* **WHAT YOU NEED TO DO**:
Give the data again, word for word.

* **DATA SHOWN**:
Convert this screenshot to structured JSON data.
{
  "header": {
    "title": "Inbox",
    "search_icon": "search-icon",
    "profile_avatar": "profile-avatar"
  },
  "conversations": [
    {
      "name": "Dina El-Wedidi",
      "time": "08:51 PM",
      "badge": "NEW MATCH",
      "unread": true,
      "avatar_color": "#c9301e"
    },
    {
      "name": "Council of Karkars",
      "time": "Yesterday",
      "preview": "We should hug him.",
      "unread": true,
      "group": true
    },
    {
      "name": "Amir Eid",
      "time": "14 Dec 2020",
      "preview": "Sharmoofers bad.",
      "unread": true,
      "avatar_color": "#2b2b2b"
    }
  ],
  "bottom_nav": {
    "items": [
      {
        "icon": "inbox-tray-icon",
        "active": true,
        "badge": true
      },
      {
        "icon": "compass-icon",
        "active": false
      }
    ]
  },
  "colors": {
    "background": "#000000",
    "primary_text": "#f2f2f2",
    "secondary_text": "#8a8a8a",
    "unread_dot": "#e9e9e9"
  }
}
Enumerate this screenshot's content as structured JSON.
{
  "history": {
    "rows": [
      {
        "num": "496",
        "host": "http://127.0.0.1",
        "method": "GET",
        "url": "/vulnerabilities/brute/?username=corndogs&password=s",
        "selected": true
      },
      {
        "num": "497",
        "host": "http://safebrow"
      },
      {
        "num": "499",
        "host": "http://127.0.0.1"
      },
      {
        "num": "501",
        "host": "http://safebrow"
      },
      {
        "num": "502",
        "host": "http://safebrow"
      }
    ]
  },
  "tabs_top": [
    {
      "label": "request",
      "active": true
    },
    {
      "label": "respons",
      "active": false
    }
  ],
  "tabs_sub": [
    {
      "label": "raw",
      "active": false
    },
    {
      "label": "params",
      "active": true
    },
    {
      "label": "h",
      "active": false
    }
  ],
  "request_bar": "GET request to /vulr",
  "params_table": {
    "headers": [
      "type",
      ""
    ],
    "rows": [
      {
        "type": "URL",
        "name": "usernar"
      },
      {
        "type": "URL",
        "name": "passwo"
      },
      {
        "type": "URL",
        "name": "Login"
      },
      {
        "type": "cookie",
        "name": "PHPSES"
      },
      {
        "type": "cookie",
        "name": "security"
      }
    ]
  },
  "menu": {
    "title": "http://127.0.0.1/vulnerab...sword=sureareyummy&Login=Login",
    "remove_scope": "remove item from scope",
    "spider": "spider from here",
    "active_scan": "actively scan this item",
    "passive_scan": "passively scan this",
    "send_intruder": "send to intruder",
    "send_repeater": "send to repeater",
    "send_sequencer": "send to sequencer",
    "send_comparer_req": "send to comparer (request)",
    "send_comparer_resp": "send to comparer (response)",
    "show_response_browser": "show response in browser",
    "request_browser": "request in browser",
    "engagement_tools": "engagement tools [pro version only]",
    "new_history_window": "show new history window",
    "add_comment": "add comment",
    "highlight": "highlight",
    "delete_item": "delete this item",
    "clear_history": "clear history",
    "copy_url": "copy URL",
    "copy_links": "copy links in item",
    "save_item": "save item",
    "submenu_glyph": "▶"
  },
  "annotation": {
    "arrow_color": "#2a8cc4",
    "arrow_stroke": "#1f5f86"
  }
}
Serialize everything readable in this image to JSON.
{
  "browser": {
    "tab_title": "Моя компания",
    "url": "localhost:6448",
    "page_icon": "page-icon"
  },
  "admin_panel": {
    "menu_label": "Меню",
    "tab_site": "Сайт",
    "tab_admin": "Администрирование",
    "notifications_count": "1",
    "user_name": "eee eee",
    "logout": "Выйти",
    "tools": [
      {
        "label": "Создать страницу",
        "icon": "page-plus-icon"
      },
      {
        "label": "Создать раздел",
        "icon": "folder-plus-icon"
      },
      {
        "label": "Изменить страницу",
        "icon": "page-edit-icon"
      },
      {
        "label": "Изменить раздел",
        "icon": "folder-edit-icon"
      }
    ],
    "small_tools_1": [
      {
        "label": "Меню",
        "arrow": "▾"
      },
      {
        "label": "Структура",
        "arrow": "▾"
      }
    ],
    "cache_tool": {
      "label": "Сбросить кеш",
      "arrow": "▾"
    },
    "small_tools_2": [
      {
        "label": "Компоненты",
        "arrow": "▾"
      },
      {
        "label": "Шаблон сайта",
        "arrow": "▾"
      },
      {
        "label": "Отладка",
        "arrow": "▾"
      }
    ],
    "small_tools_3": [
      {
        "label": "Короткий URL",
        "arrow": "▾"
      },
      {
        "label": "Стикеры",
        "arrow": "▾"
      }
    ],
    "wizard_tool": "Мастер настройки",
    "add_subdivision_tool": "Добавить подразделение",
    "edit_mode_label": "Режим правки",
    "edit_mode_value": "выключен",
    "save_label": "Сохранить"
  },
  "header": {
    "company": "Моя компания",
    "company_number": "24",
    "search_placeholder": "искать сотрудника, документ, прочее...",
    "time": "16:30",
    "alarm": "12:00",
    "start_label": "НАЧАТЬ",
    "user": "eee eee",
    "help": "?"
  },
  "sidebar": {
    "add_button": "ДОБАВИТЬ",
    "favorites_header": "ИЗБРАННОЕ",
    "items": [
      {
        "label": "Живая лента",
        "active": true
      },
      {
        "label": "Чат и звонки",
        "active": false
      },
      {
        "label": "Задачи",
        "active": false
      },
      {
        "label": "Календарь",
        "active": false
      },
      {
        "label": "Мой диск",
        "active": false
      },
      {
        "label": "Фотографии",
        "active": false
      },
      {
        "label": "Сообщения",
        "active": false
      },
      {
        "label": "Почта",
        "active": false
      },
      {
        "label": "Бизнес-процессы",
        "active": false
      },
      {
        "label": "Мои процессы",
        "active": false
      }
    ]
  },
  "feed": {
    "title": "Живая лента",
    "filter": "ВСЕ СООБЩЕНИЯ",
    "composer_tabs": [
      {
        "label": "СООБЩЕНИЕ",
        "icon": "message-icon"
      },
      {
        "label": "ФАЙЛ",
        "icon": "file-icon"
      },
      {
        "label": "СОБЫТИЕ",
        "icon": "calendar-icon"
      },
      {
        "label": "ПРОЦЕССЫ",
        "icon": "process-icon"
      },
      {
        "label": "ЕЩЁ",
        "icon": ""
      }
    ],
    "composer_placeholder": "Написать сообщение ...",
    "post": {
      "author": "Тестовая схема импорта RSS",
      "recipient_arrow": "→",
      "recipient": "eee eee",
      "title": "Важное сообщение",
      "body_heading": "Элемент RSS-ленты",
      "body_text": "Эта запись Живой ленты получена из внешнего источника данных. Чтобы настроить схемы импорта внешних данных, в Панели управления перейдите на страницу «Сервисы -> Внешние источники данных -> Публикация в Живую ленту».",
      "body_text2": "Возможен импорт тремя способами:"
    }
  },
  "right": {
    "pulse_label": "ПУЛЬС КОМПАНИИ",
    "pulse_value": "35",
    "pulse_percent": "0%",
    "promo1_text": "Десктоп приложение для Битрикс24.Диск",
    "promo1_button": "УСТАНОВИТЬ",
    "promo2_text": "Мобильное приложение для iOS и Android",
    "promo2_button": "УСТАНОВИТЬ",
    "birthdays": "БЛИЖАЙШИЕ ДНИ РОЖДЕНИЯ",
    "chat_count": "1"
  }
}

* **ANSWER BELOW**:
Convert this screenshot to structured JSON data.
{
  "header": {
    "title": "Inbox",
    "search_icon": "search-icon",
    "profile_avatar": "profile-avatar"
  },
  "conversations": [
    {
      "name": "Dina El-Wedidi",
      "time": "08:51 PM",
      "badge": "NEW MATCH",
      "unread": true,
      "avatar_color": "#c9301e"
    },
    {
      "name": "Council of Karkars",
      "time": "Yesterday",
      "preview": "We should hug him.",
      "unread": true,
      "group": true
    },
    {
      "name": "Amir Eid",
      "time": "14 Dec 2020",
      "preview": "Sharmoofers bad.",
      "unread": true,
      "avatar_color": "#2b2b2b"
    }
  ],
  "bottom_nav": {
    "items": [
      {
        "icon": "inbox-tray-icon",
        "active": true,
        "badge": true
      },
      {
        "icon": "compass-icon",
        "active": false
      }
    ]
  },
  "colors": {
    "background": "#000000",
    "primary_text": "#f2f2f2",
    "secondary_text": "#8a8a8a",
    "unread_dot": "#e9e9e9"
  }
}
Enumerate this screenshot's content as structured JSON.
{
  "history": {
    "rows": [
      {
        "num": "496",
        "host": "http://127.0.0.1",
        "method": "GET",
        "url": "/vulnerabilities/brute/?username=corndogs&password=s",
        "selected": true
      },
      {
        "num": "497",
        "host": "http://safebrow"
      },
      {
        "num": "499",
        "host": "http://127.0.0.1"
      },
      {
        "num": "501",
        "host": "http://safebrow"
      },
      {
        "num": "502",
        "host": "http://safebrow"
      }
    ]
  },
  "tabs_top": [
    {
      "label": "request",
      "active": true
    },
    {
      "label": "respons",
      "active": false
    }
  ],
  "tabs_sub": [
    {
      "label": "raw",
      "active": false
    },
    {
      "label": "params",
      "active": true
    },
    {
      "label": "h",
      "active": false
    }
  ],
  "request_bar": "GET request to /vulr",
  "params_table": {
    "headers": [
      "type",
      ""
    ],
    "rows": [
      {
        "type": "URL",
        "name": "usernar"
      },
      {
        "type": "URL",
        "name": "passwo"
      },
      {
        "type": "URL",
        "name": "Login"
      },
      {
        "type": "cookie",
        "name": "PHPSES"
      },
      {
        "type": "cookie",
        "name": "security"
      }
    ]
  },
  "menu": {
    "title": "http://127.0.0.1/vulnerab...sword=sureareyummy&Login=Login",
    "remove_scope": "remove item from scope",
    "spider": "spider from here",
    "active_scan": "actively scan this item",
    "passive_scan": "passively scan this",
    "send_intruder": "send to intruder",
    "send_repeater": "send to repeater",
    "send_sequencer": "send to sequencer",
    "send_comparer_req": "send to comparer (request)",
    "send_comparer_resp": "send to comparer (response)",
    "show_response_browser": "show response in browser",
    "request_browser": "request in browser",
    "engagement_tools": "engagement tools [pro version only]",
    "new_history_window": "show new history window",
    "add_comment": "add comment",
    "highlight": "highlight",
    "delete_item": "delete this item",
    "clear_history": "clear history",
    "copy_url": "copy URL",
    "copy_links": "copy links in item",
    "save_item": "save item",
    "submenu_glyph": "▶"
  },
  "annotation": {
    "arrow_color": "#2a8cc4",
    "arrow_stroke": "#1f5f86"
  }
}
Serialize everything readable in this image to JSON.
{
  "browser": {
    "tab_title": "Моя компания",
    "url": "localhost:6448",
    "page_icon": "page-icon"
  },
  "admin_panel": {
    "menu_label": "Меню",
    "tab_site": "Сайт",
    "tab_admin": "Администрирование",
    "notifications_count": "1",
    "user_name": "eee eee",
    "logout": "Выйти",
    "tools": [
      {
        "label": "Создать страницу",
        "icon": "page-plus-icon"
      },
      {
        "label": "Создать раздел",
        "icon": "folder-plus-icon"
      },
      {
        "label": "Изменить страницу",
        "icon": "page-edit-icon"
      },
      {
        "label": "Изменить раздел",
        "icon": "folder-edit-icon"
      }
    ],
    "small_tools_1": [
      {
        "label": "Меню",
        "arrow": "▾"
      },
      {
        "label": "Структура",
        "arrow": "▾"
      }
    ],
    "cache_tool": {
      "label": "Сбросить кеш",
      "arrow": "▾"
    },
    "small_tools_2": [
      {
        "label": "Компоненты",
        "arrow": "▾"
      },
      {
        "label": "Шаблон сайта",
        "arrow": "▾"
      },
      {
        "label": "Отладка",
        "arrow": "▾"
      }
    ],
    "small_tools_3": [
      {
        "label": "Короткий URL",
        "arrow": "▾"
      },
      {
        "label": "Стикеры",
        "arrow": "▾"
      }
    ],
    "wizard_tool": "Мастер настройки",
    "add_subdivision_tool": "Добавить подразделение",
    "edit_mode_label": "Режим правки",
    "edit_mode_value": "выключен",
    "save_label": "Сохранить"
  },
  "header": {
    "company": "Моя компания",
    "company_number": "24",
    "search_placeholder": "искать сотрудника, документ, прочее...",
    "time": "16:30",
    "alarm": "12:00",
    "start_label": "НАЧАТЬ",
    "user": "eee eee",
    "help": "?"
  },
  "sidebar": {
    "add_button": "ДОБАВИТЬ",
    "favorites_header": "ИЗБРАННОЕ",
    "items": [
      {
        "label": "Живая лента",
        "active": true
      },
      {
        "label": "Чат и звонки",
        "active": false
      },
      {
        "label": "Задачи",
        "active": false
      },
      {
        "label": "Календарь",
        "active": false
      },
      {
        "label": "Мой диск",
        "active": false
      },
      {
        "label": "Фотографии",
        "active": false
      },
      {
        "label": "Сообщения",
        "active": false
      },
      {
        "label": "Почта",
        "active": false
      },
      {
        "label": "Бизнес-процессы",
        "active": false
      },
      {
        "label": "Мои процессы",
        "active": false
      }
    ]
  },
  "feed": {
    "title": "Живая лента",
    "filter": "ВСЕ СООБЩЕНИЯ",
    "composer_tabs": [
      {
        "label": "СООБЩЕНИЕ",
        "icon": "message-icon"
      },
      {
        "label": "ФАЙЛ",
        "icon": "file-icon"
      },
      {
        "label": "СОБЫТИЕ",
        "icon": "calendar-icon"
      },
      {
        "label": "ПРОЦЕССЫ",
        "icon": "process-icon"
      },
      {
        "label": "ЕЩЁ",
        "icon": ""
      }
    ],
    "composer_placeholder": "Написать сообщение ...",
    "post": {
      "author": "Тестовая схема импорта RSS",
      "recipient_arrow": "→",
      "recipient": "eee eee",
      "title": "Важное сообщение",
      "body_heading": "Элемент RSS-ленты",
      "body_text": "Эта запись Живой ленты получена из внешнего источника данных. Чтобы настроить схемы импорта внешних данных, в Панели управления перейдите на страницу «Сервисы -> Внешние источники данных -> Публикация в Живую ленту».",
      "body_text2": "Возможен импорт тремя способами:"
    }
  },
  "right": {
    "pulse_label": "ПУЛЬС КОМПАНИИ",
    "pulse_value": "35",
    "pulse_percent": "0%",
    "promo1_text": "Десктоп приложение для Битрикс24.Диск",
    "promo1_button": "УСТАНОВИТЬ",
    "promo2_text": "Мобильное приложение для iOS и Android",
    "promo2_button": "УСТАНОВИТЬ",
    "birthdays": "БЛИЖАЙШИЕ ДНИ РОЖДЕНИЯ",
    "chat_count": "1"
  }
}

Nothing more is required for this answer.